But was the actual physical aspect – the ‘muscle test’ – the same for both groups? The WLC got nothing (at least not for a while); but where was the group receiving only a standardised muscle test session, without the verbal cuddle? Well, that’s easily resolved, isn’t it? Round up a bunch with bad backs, do away with the polite, empathetic chit-chat, and simply spend a bit of time levering their arms. Ah, silly me… my ignorance is telling. I forget… the arm levering is not remedial, and there is no ‘standardised’ treatment; it depends on the individual, and thus can only be developed through the preceding “journey” taken with the practitioner. Because, as with simply packing them off with some homeopathy pills, if we pull from under their feet the warm rug of anticipation engendered by that lengthy personal attention, then there can be no benefit wrought by mere arm levering alone. I don’t know whether this is why the ideometer effect merits no considered comment.
The authors disclose no conflicts of interest. Though I note that the first author and PKP practitioner who delivered all the ‘treatments’ features in this promotional dreck, in which she talks up its findings of effect sizes “quite a lot bigger” than those for chiropractic and acupuncture. That’s some boast, considering the reverence afforded chiropractors and acupuncturists among the CAM-ites. Oh, and she employs the term “energy medicine” (@ 1:28) in all seriousness (as well as the “journey” quoted above). Because she believes it works. In which case, is there an effect on the effect when she knows she is administering sham? She would have to be a very good actor to prevent the picking up on the fact that her heart wasn’t in it. Were an un-blinded clinician to administer some placebo to volunteers on a drug trial, then that placebo will likely ‘work’ less effectively. Which is why such trials are double-blinded.
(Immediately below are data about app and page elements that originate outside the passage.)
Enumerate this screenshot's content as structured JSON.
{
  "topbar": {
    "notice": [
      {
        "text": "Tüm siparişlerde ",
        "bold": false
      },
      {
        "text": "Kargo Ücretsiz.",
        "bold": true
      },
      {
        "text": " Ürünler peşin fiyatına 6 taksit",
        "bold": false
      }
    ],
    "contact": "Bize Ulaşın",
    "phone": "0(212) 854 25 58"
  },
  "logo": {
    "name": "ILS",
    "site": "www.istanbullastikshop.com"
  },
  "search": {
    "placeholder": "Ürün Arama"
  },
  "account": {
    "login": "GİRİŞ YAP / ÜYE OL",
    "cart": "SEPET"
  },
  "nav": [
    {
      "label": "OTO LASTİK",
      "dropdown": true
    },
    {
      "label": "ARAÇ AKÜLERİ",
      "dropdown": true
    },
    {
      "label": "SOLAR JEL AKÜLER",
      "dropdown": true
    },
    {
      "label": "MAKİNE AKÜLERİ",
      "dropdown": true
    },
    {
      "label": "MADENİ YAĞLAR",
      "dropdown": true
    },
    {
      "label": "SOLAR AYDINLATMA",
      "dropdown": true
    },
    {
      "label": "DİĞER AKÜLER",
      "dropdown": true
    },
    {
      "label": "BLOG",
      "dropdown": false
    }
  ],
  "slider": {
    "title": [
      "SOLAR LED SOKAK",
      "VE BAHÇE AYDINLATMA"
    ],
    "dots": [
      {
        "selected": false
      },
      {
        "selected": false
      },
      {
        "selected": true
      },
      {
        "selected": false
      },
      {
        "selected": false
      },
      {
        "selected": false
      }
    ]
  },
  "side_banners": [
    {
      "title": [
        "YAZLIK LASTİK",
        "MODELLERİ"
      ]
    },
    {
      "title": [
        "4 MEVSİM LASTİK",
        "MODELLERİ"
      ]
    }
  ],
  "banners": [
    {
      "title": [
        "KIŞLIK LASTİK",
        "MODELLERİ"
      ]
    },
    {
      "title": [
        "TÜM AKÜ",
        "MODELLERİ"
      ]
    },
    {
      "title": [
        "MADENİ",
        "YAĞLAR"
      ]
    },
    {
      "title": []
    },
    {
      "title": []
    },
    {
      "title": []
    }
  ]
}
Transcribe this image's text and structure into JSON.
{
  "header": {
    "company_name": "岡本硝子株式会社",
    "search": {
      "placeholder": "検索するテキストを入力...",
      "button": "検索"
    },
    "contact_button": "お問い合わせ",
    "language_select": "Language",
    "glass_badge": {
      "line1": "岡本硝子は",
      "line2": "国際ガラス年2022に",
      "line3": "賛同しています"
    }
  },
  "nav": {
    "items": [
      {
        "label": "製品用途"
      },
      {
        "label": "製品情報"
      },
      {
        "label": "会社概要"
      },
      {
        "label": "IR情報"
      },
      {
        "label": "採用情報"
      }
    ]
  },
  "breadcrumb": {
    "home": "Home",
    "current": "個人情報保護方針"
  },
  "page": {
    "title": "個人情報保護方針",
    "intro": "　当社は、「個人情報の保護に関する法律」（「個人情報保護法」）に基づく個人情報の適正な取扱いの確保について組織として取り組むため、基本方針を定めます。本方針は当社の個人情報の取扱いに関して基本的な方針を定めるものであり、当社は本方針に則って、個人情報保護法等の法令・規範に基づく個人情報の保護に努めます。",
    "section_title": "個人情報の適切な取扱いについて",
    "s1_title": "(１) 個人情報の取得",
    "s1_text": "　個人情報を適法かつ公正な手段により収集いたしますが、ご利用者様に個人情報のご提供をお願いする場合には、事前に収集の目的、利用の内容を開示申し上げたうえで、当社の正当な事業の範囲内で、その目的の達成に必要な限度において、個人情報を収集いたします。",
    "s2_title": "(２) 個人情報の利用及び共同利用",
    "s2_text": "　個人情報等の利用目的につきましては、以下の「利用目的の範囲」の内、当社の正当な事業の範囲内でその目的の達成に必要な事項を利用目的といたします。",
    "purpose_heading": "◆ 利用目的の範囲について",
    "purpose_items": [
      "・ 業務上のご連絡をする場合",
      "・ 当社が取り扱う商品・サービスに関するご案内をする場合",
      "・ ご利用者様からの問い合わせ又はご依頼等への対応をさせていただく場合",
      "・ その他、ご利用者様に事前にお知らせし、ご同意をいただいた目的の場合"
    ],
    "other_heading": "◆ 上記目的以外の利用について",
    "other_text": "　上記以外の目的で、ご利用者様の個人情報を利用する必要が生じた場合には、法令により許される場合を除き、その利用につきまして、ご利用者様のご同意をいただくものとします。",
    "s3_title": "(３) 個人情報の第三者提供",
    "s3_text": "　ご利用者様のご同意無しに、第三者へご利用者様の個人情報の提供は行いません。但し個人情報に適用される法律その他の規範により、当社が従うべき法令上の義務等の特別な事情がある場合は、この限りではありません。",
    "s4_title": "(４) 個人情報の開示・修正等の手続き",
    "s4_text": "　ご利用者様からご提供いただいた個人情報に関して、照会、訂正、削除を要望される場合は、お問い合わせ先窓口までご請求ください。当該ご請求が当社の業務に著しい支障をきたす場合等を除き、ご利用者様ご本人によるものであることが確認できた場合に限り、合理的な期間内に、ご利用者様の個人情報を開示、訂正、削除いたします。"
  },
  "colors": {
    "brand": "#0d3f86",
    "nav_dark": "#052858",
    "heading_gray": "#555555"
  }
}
Otherwise, the result would misleadingly enhance the effect of the real drug under test.
I find interesting the exclusion of:
‘… serious spinal pathology or systemic illness, psychosis, litigation pending or in receipt of disability allowances, previous spinal surgery or awaiting surgery, pain radiating below the knee, weighing more than 15 stone and treatments other than analgesics.’
That is, definite (back) conditions with known aetiology and either defined correction/treatment, or untreatable. No point PKP going there; instead, it is confined to:
‘… musculoskeletal pain generally described as being between the lower ribs and inferior gluteal folds and further defined as chronic if patients had had pain at least 3 months previously and pain during the last 3 weeks.’
That is, intermittent, variable and non-specific in location and intensity, with often unknown aetiology, and which comes and goes, with sufferer’s subjective measure of severity. Fertile qualitative territory for CAM.
What worth suggestion of ‘very powerful intervention’? What worth this study?
Pingback: The pseudoscience of the creator of pseudoscience’s petty petition | Lee Turnpenny·
Pingback: The pseudoscience of the creator of pseudoscience’s petty petition › The Mawk Moth Profligacies·